Black Peak via Mt McIntosh Loop Track, Whakaari Conservation Area, Glenorchy NZ

Views of Lake Wakatipu and rugged Temple Peak on this big walk up Black Peak (1989m), in Whakaari Conservation Area, near Glenorchy.

Climbing Black Peak (1989m) is more grunt than gnarl, meaning it’s not too technical, but reasonably hard work in places. The views from summit are good, however similar views can be obtained from nearby Mt McIntosh for less effort, so you have options. In fact views along the way of Lake Wakatipu and Temple Peak are probably the highlight, rather than views from the summit. Continue reading “Black Peak via Mt McIntosh Loop Track, Whakaari Conservation Area, Glenorchy NZ”

Longslip Mountain from Lindis Pass, Canterbury/Otago NZ

Walk along a ridgeline from Lindis Pass (971m) to Longslip Mountain (1494m) surrounded by the famous tussock grasslands of the area.

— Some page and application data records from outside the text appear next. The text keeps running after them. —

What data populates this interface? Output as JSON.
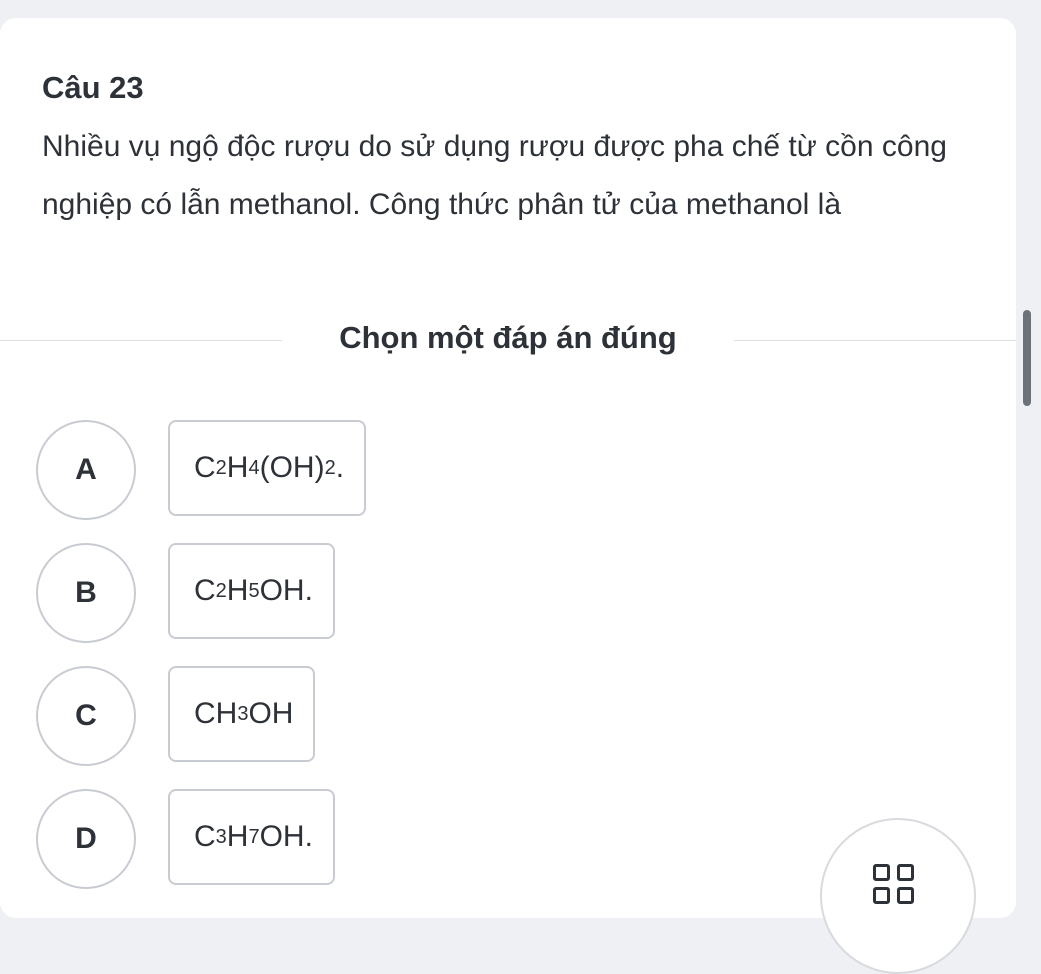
{
  "question": {
    "title": "Câu 23",
    "text": "Nhiều vụ ngộ độc rượu do sử dụng rượu được pha chế từ cồn công nghiệp có lẫn methanol. Công thức phân tử của methanol là"
  },
  "instruction": "Chọn một đáp án đúng",
  "options": [
    {
      "letter": "A",
      "formula": [
        {
          "t": "C"
        },
        {
          "s": "2"
        },
        {
          "t": "H"
        },
        {
          "s": "4"
        },
        {
          "t": "(OH)"
        },
        {
          "s": "2"
        },
        {
          "t": "."
        }
      ]
    },
    {
      "letter": "B",
      "formula": [
        {
          "t": "C"
        },
        {
          "s": "2"
        },
        {
          "t": "H"
        },
        {
          "s": "5"
        },
        {
          "t": "OH."
        }
      ]
    },
    {
      "letter": "C",
      "formula": [
        {
          "t": "CH"
        },
        {
          "s": "3"
        },
        {
          "t": "OH"
        }
      ]
    },
    {
      "letter": "D",
      "formula": [
        {
          "t": "C"
        },
        {
          "s": "3"
        },
        {
          "t": "H"
        },
        {
          "s": "7"
        },
        {
          "t": "OH."
        }
      ]
    }
  ],
  "fab": {
    "icon": "grid-icon"
  }
}
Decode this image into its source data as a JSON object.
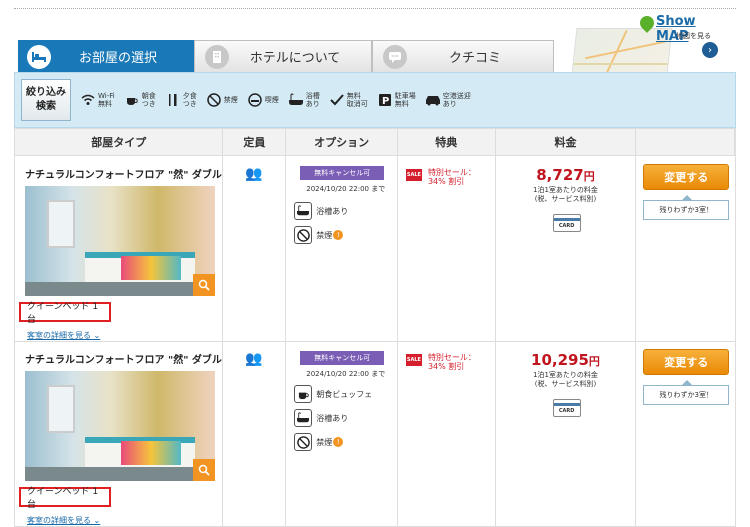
{
  "tabs": [
    {
      "label": "お部屋の選択",
      "icon": "bed-icon",
      "active": true
    },
    {
      "label": "ホテルについて",
      "icon": "building-icon",
      "active": false
    },
    {
      "label": "クチコミ",
      "icon": "chat-icon",
      "active": false
    }
  ],
  "map": {
    "title": "Show MAP",
    "subtitle": "地図を見る"
  },
  "filter": {
    "button": "絞り込み\n検索",
    "items": [
      {
        "icon": "wifi-icon",
        "label": "Wi-Fi\n無料"
      },
      {
        "icon": "breakfast-icon",
        "label": "朝食\nつき"
      },
      {
        "icon": "dinner-icon",
        "label": "夕食\nつき"
      },
      {
        "icon": "no-smoking-icon",
        "label": "禁煙"
      },
      {
        "icon": "smoking-icon",
        "label": "喫煙"
      },
      {
        "icon": "bath-icon",
        "label": "浴槽\nあり"
      },
      {
        "icon": "checkmark-icon",
        "label": "無料\n取消可"
      },
      {
        "icon": "parking-icon",
        "label": "駐車場\n無料"
      },
      {
        "icon": "car-icon",
        "label": "空港送迎\nあり"
      }
    ]
  },
  "headers": [
    "部屋タイプ",
    "定員",
    "オプション",
    "特典",
    "料金",
    ""
  ],
  "rooms": [
    {
      "name": "ナチュラルコンフォートフロア \"然\" ダブル",
      "bed": "クイーンベッド 1 台",
      "detail_link": "客室の詳細を見る",
      "cancel_badge": "無料キャンセル可",
      "cancel_until": "2024/10/20 22:00 まで",
      "options": [
        {
          "icon": "bath-icon",
          "label": "浴槽あり",
          "warn": false
        },
        {
          "icon": "no-smoking-icon",
          "label": "禁煙",
          "warn": true
        }
      ],
      "sale_badge": "SALE",
      "sale_text": "特別セール：\n34% 割引",
      "price": "8,727",
      "currency": "円",
      "price_note": "1泊1室あたりの料金\n(税、サービス料別)",
      "card_label": "CARD",
      "button": "変更する",
      "remaining": "残りわずか3室！"
    },
    {
      "name": "ナチュラルコンフォートフロア \"然\" ダブル",
      "bed": "クイーンベッド 1 台",
      "detail_link": "客室の詳細を見る",
      "cancel_badge": "無料キャンセル可",
      "cancel_until": "2024/10/20 22:00 まで",
      "options": [
        {
          "icon": "breakfast-icon",
          "label": "朝食ビュッフェ",
          "warn": false
        },
        {
          "icon": "bath-icon",
          "label": "浴槽あり",
          "warn": false
        },
        {
          "icon": "no-smoking-icon",
          "label": "禁煙",
          "warn": true
        }
      ],
      "sale_badge": "SALE",
      "sale_text": "特別セール：\n34% 割引",
      "price": "10,295",
      "currency": "円",
      "price_note": "1泊1室あたりの料金\n(税、サービス料別)",
      "card_label": "CARD",
      "button": "変更する",
      "remaining": "残りわずか3室！"
    }
  ]
}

The area around Lindis Pass is famous for its golden tussock grasslands. You can see them from the highway, and can climb to excellent views on Double Peak in less than two hours return. But to really get amongst it all consider a day-walk to Longslip Mountain from the lookout car park. It’s pretty much one long ridge all the way to the summit, and with some of the best views early on you could shorten your day and still leave very satisfied. Continue reading “Longslip Mountain from Lindis Pass, Canterbury/Otago NZ”

Doolans Creek tarns via Wye Creek tarns, Hector Mountains, Otago NZ

More tarns than you could ever hope for on this route past Wye Creek and on to the Doolans Creek tarns in the rugged Hector Mountains.

At the rugged northern end of the Hector Mountains, and behind the iconic Remarkables Range near Queenstown, are about fifteen scenic tarns. There are five in the Wye Creek Basin, and ten in the rather more remote area above Doolans Creek East Branch. A ridge of rugged peaks separates the two clusters. Most of these tarns are enormous, deep, and all of them scenic. The Wye Creek tarns are set amongst tussock grassland with Single Cone towering overhead. And the Doolans Creek tarns are dotted around rocky terrain with patches of golden tussock. For anybody that likes tarns I can’t imagine a better two day route. Continue reading “Doolans Creek tarns via Wye Creek tarns, Hector Mountains, Otago NZ”